Other measures won by Unite lobbying included deep cleaning of buses; additional cleaning of touch points; the sealing of screens around the driver; the provision of hand sanitizer for all; as well as placing the passenger seating closest to the driver out of bounds, among others.
Now, as the lockdown eases, and the number of new coronavirus cases and deaths in London has substantially decreased, Unite has given qualified support to Transport for London (TfL)’s announcement that there will be a phased return of front door entry on London buses starting from Saturday (May 30).
But the union has emphasised that this can only happen on buses that have been fitted with new screens that completely seal the driver in the cab. The new screens, which seal all the gaps in the cab, have been developed in conjunction with experts at University College of London. There will also be in place a rigorous cleaning process, which will use hospital-grade anti-viral disinfectant on cabs and all areas regularly touched, such as handrails.
To ensure public and worker confidence, Unite shop stewards and safety reps will inspect and clear each bus before front door loading is re-introduced.
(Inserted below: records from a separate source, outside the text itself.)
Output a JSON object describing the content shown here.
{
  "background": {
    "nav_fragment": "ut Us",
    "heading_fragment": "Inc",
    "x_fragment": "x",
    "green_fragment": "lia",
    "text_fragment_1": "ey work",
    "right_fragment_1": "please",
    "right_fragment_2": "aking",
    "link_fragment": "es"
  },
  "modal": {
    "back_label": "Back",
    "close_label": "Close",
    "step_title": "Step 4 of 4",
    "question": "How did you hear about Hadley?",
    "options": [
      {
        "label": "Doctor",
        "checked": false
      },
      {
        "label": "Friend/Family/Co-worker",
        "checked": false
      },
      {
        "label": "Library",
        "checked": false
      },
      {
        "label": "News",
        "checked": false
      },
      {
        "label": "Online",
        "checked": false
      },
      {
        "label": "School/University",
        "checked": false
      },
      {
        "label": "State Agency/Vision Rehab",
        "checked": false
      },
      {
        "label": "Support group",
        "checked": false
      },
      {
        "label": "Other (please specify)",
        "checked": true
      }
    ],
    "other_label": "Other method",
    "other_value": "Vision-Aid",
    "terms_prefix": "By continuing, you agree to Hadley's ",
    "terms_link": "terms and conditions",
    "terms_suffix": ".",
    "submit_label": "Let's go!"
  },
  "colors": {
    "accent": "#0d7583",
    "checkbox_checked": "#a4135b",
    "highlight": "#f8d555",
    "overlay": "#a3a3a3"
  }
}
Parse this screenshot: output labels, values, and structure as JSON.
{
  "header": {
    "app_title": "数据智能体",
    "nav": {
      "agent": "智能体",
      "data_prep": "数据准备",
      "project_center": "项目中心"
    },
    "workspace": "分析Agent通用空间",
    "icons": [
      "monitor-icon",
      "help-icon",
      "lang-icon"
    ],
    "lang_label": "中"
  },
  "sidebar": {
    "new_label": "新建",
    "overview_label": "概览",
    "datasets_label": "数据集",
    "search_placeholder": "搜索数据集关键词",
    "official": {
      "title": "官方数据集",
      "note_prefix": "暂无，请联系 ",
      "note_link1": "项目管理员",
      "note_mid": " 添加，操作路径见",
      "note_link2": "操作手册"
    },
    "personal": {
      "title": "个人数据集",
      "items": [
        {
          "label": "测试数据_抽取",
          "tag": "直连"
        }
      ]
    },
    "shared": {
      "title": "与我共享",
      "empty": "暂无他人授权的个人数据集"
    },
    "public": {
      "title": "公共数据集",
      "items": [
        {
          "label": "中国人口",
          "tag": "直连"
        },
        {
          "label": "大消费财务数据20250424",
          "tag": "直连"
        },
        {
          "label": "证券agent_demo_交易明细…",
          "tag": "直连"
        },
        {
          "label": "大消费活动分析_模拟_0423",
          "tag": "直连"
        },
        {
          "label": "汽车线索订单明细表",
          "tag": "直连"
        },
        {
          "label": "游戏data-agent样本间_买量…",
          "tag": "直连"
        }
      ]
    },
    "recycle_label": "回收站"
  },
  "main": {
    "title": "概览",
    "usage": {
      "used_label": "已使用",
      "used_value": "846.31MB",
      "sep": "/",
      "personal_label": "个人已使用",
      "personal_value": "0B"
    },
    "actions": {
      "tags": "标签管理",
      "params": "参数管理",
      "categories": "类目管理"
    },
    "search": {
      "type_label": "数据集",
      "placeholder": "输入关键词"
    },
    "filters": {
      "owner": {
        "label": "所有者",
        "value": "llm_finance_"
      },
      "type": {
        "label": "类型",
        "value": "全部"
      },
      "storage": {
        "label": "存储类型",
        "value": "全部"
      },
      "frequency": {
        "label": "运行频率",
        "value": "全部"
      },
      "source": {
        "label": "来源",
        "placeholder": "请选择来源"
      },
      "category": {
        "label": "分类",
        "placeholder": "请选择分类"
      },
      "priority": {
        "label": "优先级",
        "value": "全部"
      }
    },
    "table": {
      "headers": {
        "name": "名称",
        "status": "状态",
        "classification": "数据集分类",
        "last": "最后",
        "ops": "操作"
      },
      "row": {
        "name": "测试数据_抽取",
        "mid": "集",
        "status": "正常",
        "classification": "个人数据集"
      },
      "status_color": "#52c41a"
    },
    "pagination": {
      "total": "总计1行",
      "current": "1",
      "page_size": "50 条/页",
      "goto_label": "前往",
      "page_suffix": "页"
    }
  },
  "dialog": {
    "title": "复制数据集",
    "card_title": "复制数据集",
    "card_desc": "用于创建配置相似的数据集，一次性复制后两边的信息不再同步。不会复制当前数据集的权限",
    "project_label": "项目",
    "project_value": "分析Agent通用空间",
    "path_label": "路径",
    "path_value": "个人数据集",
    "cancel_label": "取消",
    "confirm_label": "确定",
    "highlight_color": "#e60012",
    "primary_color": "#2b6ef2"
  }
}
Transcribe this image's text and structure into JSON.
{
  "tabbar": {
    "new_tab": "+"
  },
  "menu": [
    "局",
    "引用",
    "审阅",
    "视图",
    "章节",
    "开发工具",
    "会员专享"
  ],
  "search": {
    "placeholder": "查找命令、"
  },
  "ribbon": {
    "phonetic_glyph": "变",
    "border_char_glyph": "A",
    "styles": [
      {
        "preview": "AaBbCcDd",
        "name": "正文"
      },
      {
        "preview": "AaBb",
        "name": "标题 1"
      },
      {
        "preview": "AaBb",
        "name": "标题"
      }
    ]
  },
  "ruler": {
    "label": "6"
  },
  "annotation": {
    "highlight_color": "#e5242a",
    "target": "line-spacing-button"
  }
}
It is understood that about 124 bus routes will resume front-door loading from tomorrow.
Capacity on London buses will also be limited to 20 on double decker buses and 6 to 10 on single decker buses, with allowances made for families and household groups travelling together at drivers’ discretion. Crucially, the seating exclusion zone around the driver will remain in place.
Unite officer for London buses John Murphy said that the safety of London bus drivers and workers was “absolutely crucial”.
“Bus workers have tragically lost their lives during this pandemic and our determination is to make sure that no other family endures this heartache,” he noted.
“Unite has been working closely with experts at UCL, TfL and London bus operators to ensure that the return to front door loading does not adversely affect driver safety.
“We want to make it clear to the workforce and the travelling public that the return to front door loading will be gradually phased in with no vehicle opening its front door until it has been thoroughly checked by a Unite representative,” Murphy went on to say.
“The reduction in the maximum capacity on buses is an important safety measure that Unite has been calling for because it protects passengers by helping to ensure they can socially distance.
“Unite will continue to lobby and work with employers and TfL to ensure that all bus workers are full protected at work, and that passengers and the wider public are cared for.”
By Hajera Blagg